(Data excerpts)
_ _ _

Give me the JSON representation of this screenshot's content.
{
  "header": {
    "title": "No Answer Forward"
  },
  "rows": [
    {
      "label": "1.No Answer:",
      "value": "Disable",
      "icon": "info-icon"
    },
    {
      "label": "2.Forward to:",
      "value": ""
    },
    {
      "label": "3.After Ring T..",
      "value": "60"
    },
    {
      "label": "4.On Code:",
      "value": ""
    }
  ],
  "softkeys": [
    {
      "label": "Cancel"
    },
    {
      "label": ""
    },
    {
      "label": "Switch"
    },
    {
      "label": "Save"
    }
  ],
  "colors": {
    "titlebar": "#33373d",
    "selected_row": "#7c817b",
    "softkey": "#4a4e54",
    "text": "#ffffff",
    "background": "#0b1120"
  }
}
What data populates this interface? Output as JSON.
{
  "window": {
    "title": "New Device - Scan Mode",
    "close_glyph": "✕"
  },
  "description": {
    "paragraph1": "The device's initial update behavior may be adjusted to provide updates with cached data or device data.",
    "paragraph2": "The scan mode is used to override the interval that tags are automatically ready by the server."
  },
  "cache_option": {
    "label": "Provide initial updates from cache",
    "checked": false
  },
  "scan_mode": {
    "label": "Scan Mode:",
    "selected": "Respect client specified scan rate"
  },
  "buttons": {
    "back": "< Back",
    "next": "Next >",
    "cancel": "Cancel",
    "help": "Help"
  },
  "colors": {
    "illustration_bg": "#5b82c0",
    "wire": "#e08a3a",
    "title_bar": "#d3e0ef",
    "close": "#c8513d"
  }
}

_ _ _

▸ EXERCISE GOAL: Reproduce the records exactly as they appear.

▸ RESPONSE BELOW:
Give me the JSON representation of this screenshot's content.
{
  "header": {
    "title": "No Answer Forward"
  },
  "rows": [
    {
      "label": "1.No Answer:",
      "value": "Disable",
      "icon": "info-icon"
    },
    {
      "label": "2.Forward to:",
      "value": ""
    },
    {
      "label": "3.After Ring T..",
      "value": "60"
    },
    {
      "label": "4.On Code:",
      "value": ""
    }
  ],
  "softkeys": [
    {
      "label": "Cancel"
    },
    {
      "label": ""
    },
    {
      "label": "Switch"
    },
    {
      "label": "Save"
    }
  ],
  "colors": {
    "titlebar": "#33373d",
    "selected_row": "#7c817b",
    "softkey": "#4a4e54",
    "text": "#ffffff",
    "background": "#0b1120"
  }
}
What data populates this interface? Output as JSON.
{
  "window": {
    "title": "New Device - Scan Mode",
    "close_glyph": "✕"
  },
  "description": {
    "paragraph1": "The device's initial update behavior may be adjusted to provide updates with cached data or device data.",
    "paragraph2": "The scan mode is used to override the interval that tags are automatically ready by the server."
  },
  "cache_option": {
    "label": "Provide initial updates from cache",
    "checked": false
  },
  "scan_mode": {
    "label": "Scan Mode:",
    "selected": "Respect client specified scan rate"
  },
  "buttons": {
    "back": "< Back",
    "next": "Next >",
    "cancel": "Cancel",
    "help": "Help"
  },
  "colors": {
    "illustration_bg": "#5b82c0",
    "wire": "#e08a3a",
    "title_bar": "#d3e0ef",
    "close": "#c8513d"
  }
}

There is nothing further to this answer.